While Venetian ingenuity is classically quite impressive, when it comes to fish they truly manage to surprise you with flavor. This is partly thanks to the fact that the sea fairing adventures brought countless spices to the city which wound their way to the tables. It’s  also because, although there is a fair range of fish, there isn’t a huge amount generally speaking. For this reason, instead of the being picky, they’ve found ways to draw the best flavor out of the less desirable fish. (For example: RISOTTO DI GO , a notoriously labor intensive fish to clean, is a scrumptious dish to find on a local menu.)

Nowadays, you will almost always be able to find salmon or tuna of some sort wherever you are in the world, but it’s not so common here in Venice; Instead, we munch on things like Sardines marinated in onions, pine nuts and raisins (SARDE IN SAOR ) and Black Squid cooked in its own ink ( SEPPIA IN NERO ), which you won’t find anywhere else in the world but Venice. Particularly SARDE IN SAOR is wonderful example of Venetian culinary history. It’s a proper flavor representation of how local fish has been fused with culinary traditions brought from the East.The dish is also a testimony to Venetians sailing traditions, as the means of frying the fish and then preserving them in onions is fantastic for storing food on long voyages.

Island Secrets

The most famous island for its fishing legacy is that of Burano . The island is still home today to multiple fisherman families who hold generations of closely guarded secrets accumulated over years. These are the families who are the first to know of the legendary arrival of the MOECHE . While they always arrive twice during the year, it is never exactly at the same time and so these well trained masters know exactly what signs they are looking for. The touch.

Bigoli in Salsa

Another typical dish you will find above all in the Veneto region, is Bigoli in Salsa . Effectively a dish based on anchovies and onion. It is not always immediately loved by all, but when it is done well, it is truly fantastic.

It is the simple slow cooking process that brings the onions to a buttery softness and reduces the anchovies to nothing more than a sauce. Coating the whole wheat pasta in a creamy texture that is unbelievably comforting and energy restoring.

Try it for yourself

Of course, our PRIVATE CHEF EXPERIENCE , is no exception to the rule. We try to introduce variety into our menus but we cannot stray to far from the traditional path and take great pleasure in using local fish from the market and bringing our own twist to a dish.

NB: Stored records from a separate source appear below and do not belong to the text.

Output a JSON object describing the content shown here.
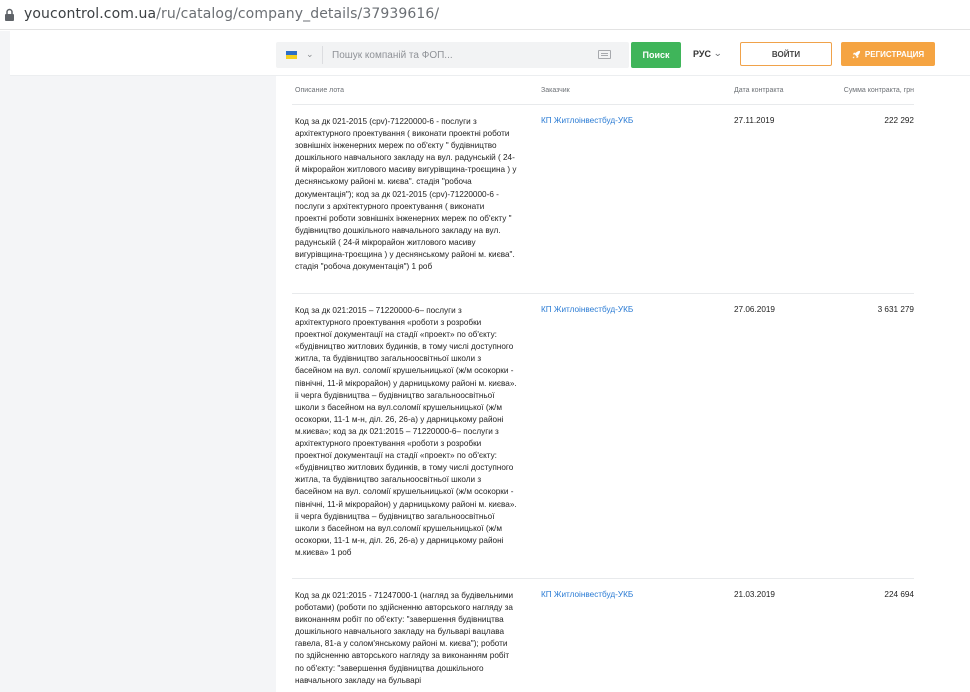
{
  "browser": {
    "url_host": "youcontrol.com.ua",
    "url_path": "/ru/catalog/company_details/37939616/"
  },
  "header": {
    "search_placeholder": "Пошук компаній та ФОП...",
    "search_button": "Поиск",
    "lang": "РУС",
    "login_button": "ВОЙТИ",
    "register_button": "РЕГИСТРАЦИЯ",
    "flag_colors": [
      "#2c6fc8",
      "#f3d020"
    ]
  },
  "table": {
    "columns": {
      "description": "Описание лота",
      "customer": "Заказчик",
      "date": "Дата контракта",
      "sum": "Сумма контракта, грн"
    },
    "rows": [
      {
        "description": "Код за дк 021-2015 (cpv)-71220000-6 - послуги з архітектурного проектування ( виконати проектні роботи зовнішніх інженерних мереж по об'єкту \" будівництво дошкільного навчального закладу на вул. радунській ( 24-й мікрорайон житлового масиву вигурівщина-троєщина ) у деснянському районі м. києва\". стадія \"робоча документація\"); код за дк 021-2015 (cpv)-71220000-6 - послуги з архітектурного проектування ( виконати проектні роботи зовнішніх інженерних мереж по об'єкту \" будівництво дошкільного навчального закладу на вул. радунській ( 24-й мікрорайон житлового масиву вигурівщина-троєщина ) у деснянському районі м. києва\". стадія \"робоча документація\") 1 роб",
        "customer": "КП Житлоінвестбуд-УКБ",
        "date": "27.11.2019",
        "sum": "222 292"
      },
      {
        "description": "Код за дк 021:2015 – 71220000-6– послуги з архітектурного проектування «роботи з розробки проектної документації на стадії «проект» по об'єкту: «будівництво житлових будинків, в тому числі доступного житла, та будівництво загальноосвітньої школи з басейном на вул. соломії крушельницької (ж/м осокорки - північні, 11-й мікрорайон) у дарницькому районі м. києва». ii черга будівництва – будівництво загальноосвітньої школи з басейном на вул.соломії крушельницької (ж/м осокорки, 11-1 м-н, діл. 26, 26-а) у дарницькому районі м.києва»; код за дк 021:2015 – 71220000-6– послуги з архітектурного проектування «роботи з розробки проектної документації на стадії «проект» по об'єкту: «будівництво житлових будинків, в тому числі доступного житла, та будівництво загальноосвітньої школи з басейном на вул. соломії крушельницької (ж/м осокорки - північні, 11-й мікрорайон) у дарницькому районі м. києва». ii черга будівництва – будівництво загальноосвітньої школи з басейном на вул.соломії крушельницької (ж/м осокорки, 11-1 м-н, діл. 26, 26-а) у дарницькому районі м.києва» 1 роб",
        "customer": "КП Житлоінвестбуд-УКБ",
        "date": "27.06.2019",
        "sum": "3 631 279"
      },
      {
        "description": "Код за дк 021:2015 - 71247000-1 (нагляд за будівельними роботами) (роботи по здійсненню авторського нагляду за виконанням робіт по об'єкту: \"завершення будівництва дошкільного навчального закладу на бульварі вацлава гавела, 81-а у солом'янському районі м. києва\"); роботи по здійсненню авторського нагляду за виконанням робіт по об'єкту: \"завершення будівництва дошкільного навчального закладу на бульварі",
        "customer": "КП Житлоінвестбуд-УКБ",
        "date": "21.03.2019",
        "sum": "224 694"
      }
    ]
  }
}
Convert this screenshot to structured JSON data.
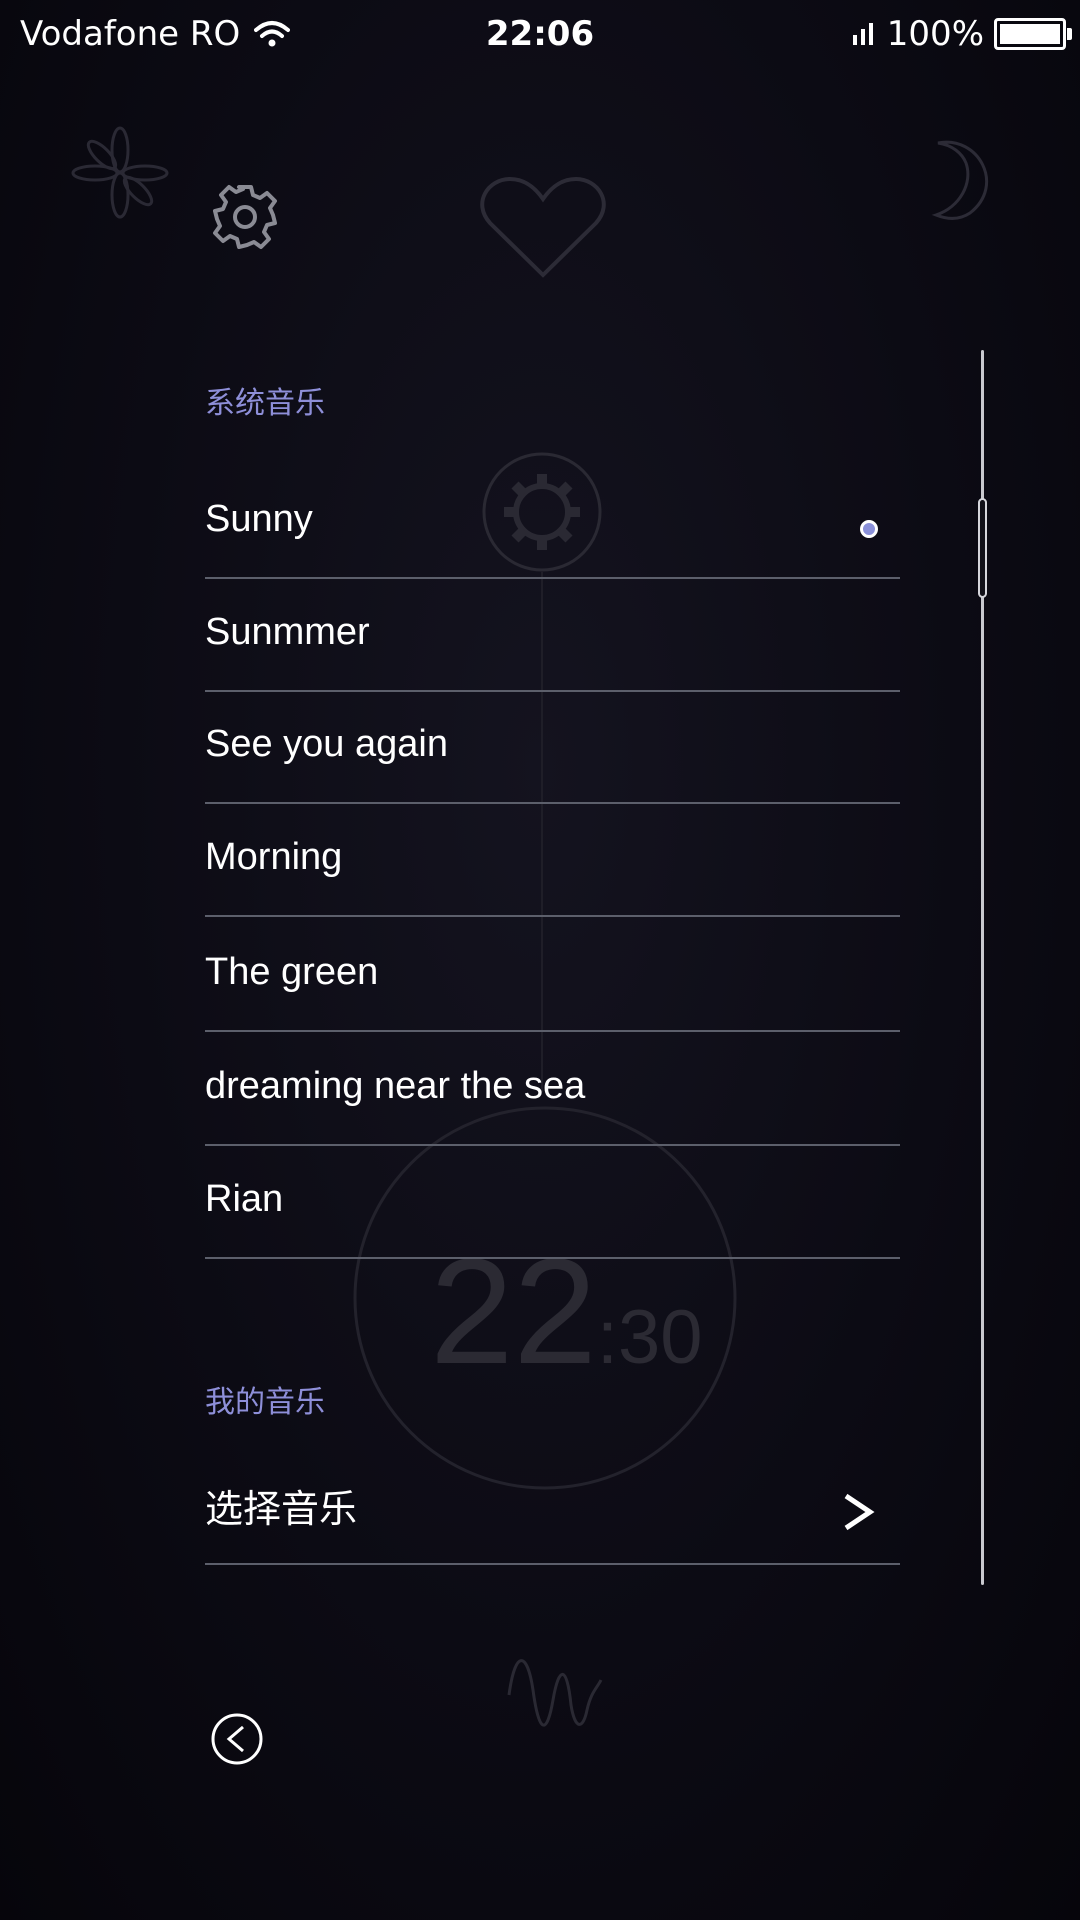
{
  "status_bar": {
    "carrier": "Vodafone RO",
    "time": "22:06",
    "battery": "100%",
    "battery_level": 1.0
  },
  "icons": {
    "settings": "gear-icon",
    "back": "back-arrow-icon",
    "chevron": "chevron-right-icon",
    "wifi": "wifi-icon",
    "signal": "signal-icon"
  },
  "background": {
    "clock_hours": "22",
    "clock_minutes": ":30"
  },
  "sections": {
    "system_music_title": "系统音乐",
    "my_music_title": "我的音乐"
  },
  "songs": [
    {
      "label": "Sunny",
      "selected": true
    },
    {
      "label": "Sunmmer",
      "selected": false
    },
    {
      "label": "See you again",
      "selected": false
    },
    {
      "label": "Morning",
      "selected": false
    },
    {
      "label": "The green",
      "selected": false
    },
    {
      "label": "dreaming near the sea",
      "selected": false
    },
    {
      "label": "Rian",
      "selected": false
    }
  ],
  "choose_music": {
    "label": "选择音乐"
  },
  "colors": {
    "accent": "#8e8fd9",
    "divider": "#5c5f6b",
    "background": "#0c0b14"
  }
}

Not an exhaustive list: (but a start for your shopping basket)

Bisati (eels)

schie (tiny shrimps)

moeche (a kind of soft-shell crab)

orada (gilt-head bream)

rhombus (sun)

Sea bass

Mackerel (mackerel)

Go (grass goby)

Moscardini (small octopus)


Saint Peter

Clams (clams)

Razor Clams

Sepia (squid)


Canoce (my favorite)